Directions
Look through the listing and locate every line containing the word "Computador"; copy those lines.

--------

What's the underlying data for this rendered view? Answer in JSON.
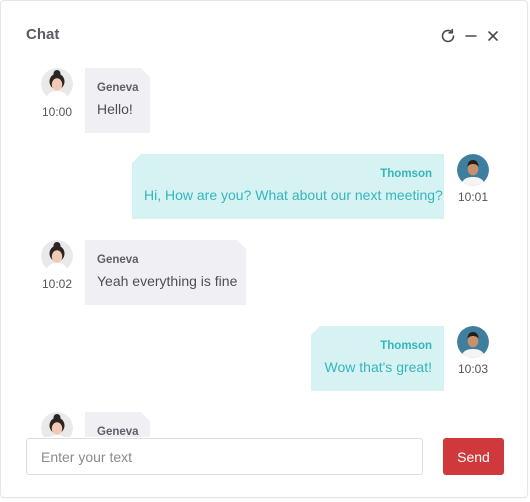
{
  "window": {
    "title": "Chat",
    "refresh_icon": "refresh-icon",
    "minimize_icon": "minimize-icon",
    "close_icon": "close-icon"
  },
  "messages": [
    {
      "sender": "Geneva",
      "text": "Hello!",
      "time": "10:00",
      "direction": "incoming"
    },
    {
      "sender": "Thomson",
      "text": "Hi, How are you? What about our next meeting?",
      "time": "10:01",
      "direction": "outgoing"
    },
    {
      "sender": "Geneva",
      "text": "Yeah everything is fine",
      "time": "10:02",
      "direction": "incoming"
    },
    {
      "sender": "Thomson",
      "text": "Wow that's great!",
      "time": "10:03",
      "direction": "outgoing"
    },
    {
      "sender": "Geneva",
      "text": "",
      "time": "",
      "direction": "incoming"
    }
  ],
  "composer": {
    "placeholder": "Enter your text",
    "send_label": "Send"
  },
  "colors": {
    "send_button": "#d0393b",
    "outgoing_bubble": "#d6f2f3",
    "outgoing_text": "#35b5bb",
    "incoming_bubble": "#f0f0f4"
  }
}
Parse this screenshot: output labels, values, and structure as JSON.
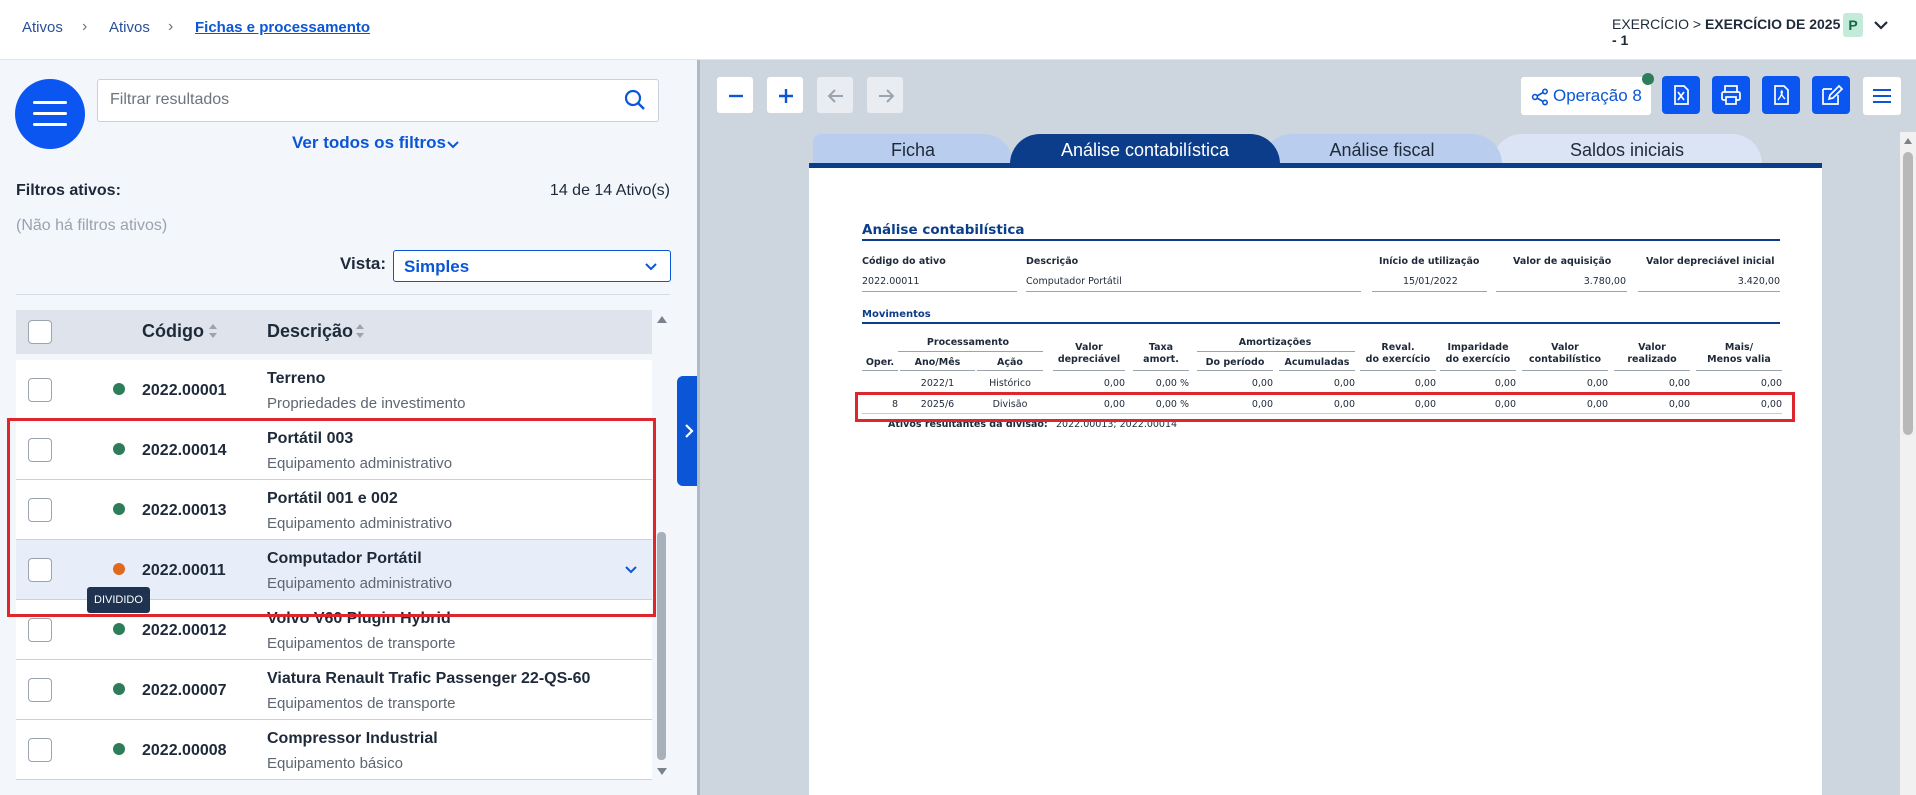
{
  "breadcrumb": {
    "items": [
      "Ativos",
      "Ativos"
    ],
    "current": "Fichas e processamento"
  },
  "exercise": {
    "prefix": "EXERCÍCIO > ",
    "value": "EXERCÍCIO DE 2025 - 1",
    "badge": "P"
  },
  "left": {
    "search_placeholder": "Filtrar resultados",
    "all_filters_label": "Ver todos os filtros",
    "active_filters_label": "Filtros ativos:",
    "count": "14 de 14 Ativo(s)",
    "no_filters": "(Não há filtros ativos)",
    "vista_label": "Vista:",
    "vista_value": "Simples",
    "columns": {
      "code": "Código",
      "description": "Descrição"
    },
    "rows": [
      {
        "code": "2022.00001",
        "name": "Terreno",
        "category": "Propriedades de investimento",
        "status": "active"
      },
      {
        "code": "2022.00014",
        "name": "Portátil 003",
        "category": "Equipamento administrativo",
        "status": "active"
      },
      {
        "code": "2022.00013",
        "name": "Portátil 001 e 002",
        "category": "Equipamento administrativo",
        "status": "active"
      },
      {
        "code": "2022.00011",
        "name": "Computador Portátil",
        "category": "Equipamento administrativo",
        "status": "divided"
      },
      {
        "code": "2022.00012",
        "name": "Volvo V60 Plugin Hybrid",
        "category": "Equipamentos de transporte",
        "status": "active"
      },
      {
        "code": "2022.00007",
        "name": "Viatura Renault Trafic Passenger 22-QS-60",
        "category": "Equipamentos de transporte",
        "status": "active"
      },
      {
        "code": "2022.00008",
        "name": "Compressor Industrial",
        "category": "Equipamento básico",
        "status": "active"
      }
    ],
    "tooltip": "DIVIDIDO"
  },
  "toolbar": {
    "operation_label": "Operação 8"
  },
  "tabs": [
    "Ficha",
    "Análise contabilística",
    "Análise fiscal",
    "Saldos iniciais"
  ],
  "report": {
    "title": "Análise contabilística",
    "header_labels": [
      "Código do ativo",
      "Descrição",
      "Início de utilização",
      "Valor de aquisição",
      "Valor depreciável inicial"
    ],
    "header_values": [
      "2022.00011",
      "Computador Portátil",
      "15/01/2022",
      "3.780,00",
      "3.420,00"
    ],
    "movements_label": "Movimentos",
    "group_processamento": "Processamento",
    "group_amortizacoes": "Amortizações",
    "col_oper": "Oper.",
    "col_anomes": "Ano/Mês",
    "col_acao": "Ação",
    "col_valor_dep_1": "Valor",
    "col_valor_dep_2": "depreciável",
    "col_taxa_1": "Taxa",
    "col_taxa_2": "amort.",
    "col_periodo": "Do período",
    "col_acumuladas": "Acumuladas",
    "col_reval_1": "Reval.",
    "col_reval_2": "do exercício",
    "col_imp_1": "Imparidade",
    "col_imp_2": "do exercício",
    "col_vcont_1": "Valor",
    "col_vcont_2": "contabilístico",
    "col_vreal_1": "Valor",
    "col_vreal_2": "realizado",
    "col_mais_1": "Mais/",
    "col_mais_2": "Menos valia",
    "rows": [
      [
        "",
        "2022/1",
        "Histórico",
        "0,00",
        "0,00 %",
        "0,00",
        "0,00",
        "0,00",
        "0,00",
        "0,00",
        "0,00",
        "0,00"
      ],
      [
        "8",
        "2025/6",
        "Divisão",
        "0,00",
        "0,00 %",
        "0,00",
        "0,00",
        "0,00",
        "0,00",
        "0,00",
        "0,00",
        "0,00"
      ]
    ],
    "division_label": "Ativos resultantes da divisão:",
    "division_value": "2022.00013; 2022.00014"
  }
}
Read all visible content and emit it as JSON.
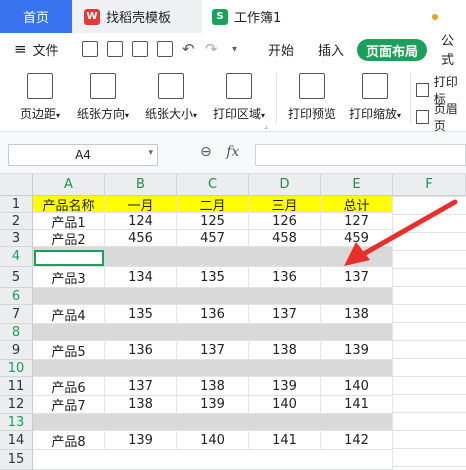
{
  "tabs": {
    "home": "首页",
    "template": "找稻壳模板",
    "template_icon": "W",
    "workbook": "工作簿1",
    "workbook_icon": "S"
  },
  "menu": {
    "file": "文件",
    "start": "开始",
    "insert": "插入",
    "page_layout": "页面布局",
    "formula": "公式"
  },
  "ribbon": {
    "margins": "页边距",
    "orientation": "纸张方向",
    "size": "纸张大小",
    "print_area": "打印区域",
    "print_preview": "打印预览",
    "print_scale": "打印缩放",
    "print_title": "打印标",
    "header_footer": "页眉页"
  },
  "formula_bar": {
    "name_box": "A4",
    "fx": "fx"
  },
  "columns": [
    "A",
    "B",
    "C",
    "D",
    "E",
    "F"
  ],
  "rows": [
    "1",
    "2",
    "3",
    "4",
    "5",
    "6",
    "7",
    "8",
    "9",
    "10",
    "11",
    "12",
    "13",
    "14",
    "15"
  ],
  "cells": {
    "r1": [
      "产品名称",
      "一月",
      "二月",
      "三月",
      "总计"
    ],
    "r2": [
      "产品1",
      "124",
      "125",
      "126",
      "127"
    ],
    "r3": [
      "产品2",
      "456",
      "457",
      "458",
      "459"
    ],
    "r5": [
      "产品3",
      "134",
      "135",
      "136",
      "137"
    ],
    "r7": [
      "产品4",
      "135",
      "136",
      "137",
      "138"
    ],
    "r9": [
      "产品5",
      "136",
      "137",
      "138",
      "139"
    ],
    "r11": [
      "产品6",
      "137",
      "138",
      "139",
      "140"
    ],
    "r12": [
      "产品7",
      "138",
      "139",
      "140",
      "141"
    ],
    "r14": [
      "产品8",
      "139",
      "140",
      "141",
      "142"
    ]
  },
  "colors": {
    "accent": "#1aa05a",
    "header_fill": "#ffff00",
    "blank_row_fill": "#d9d9d9",
    "arrow": "#e8302a"
  }
}
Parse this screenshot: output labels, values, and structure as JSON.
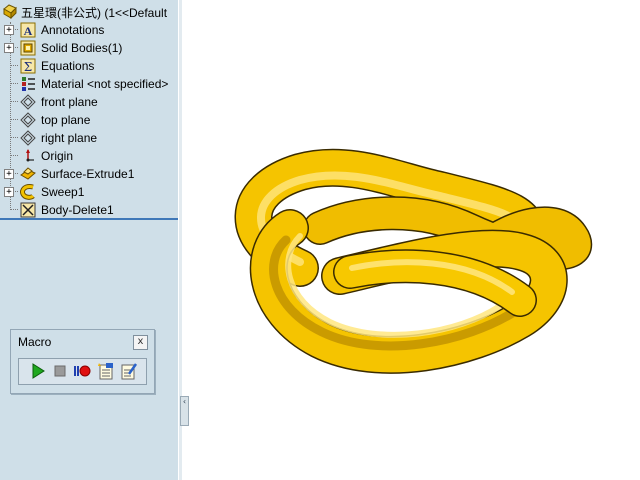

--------

Result for this task
        "name": "Computador Portátil",
      "Computador Portátil",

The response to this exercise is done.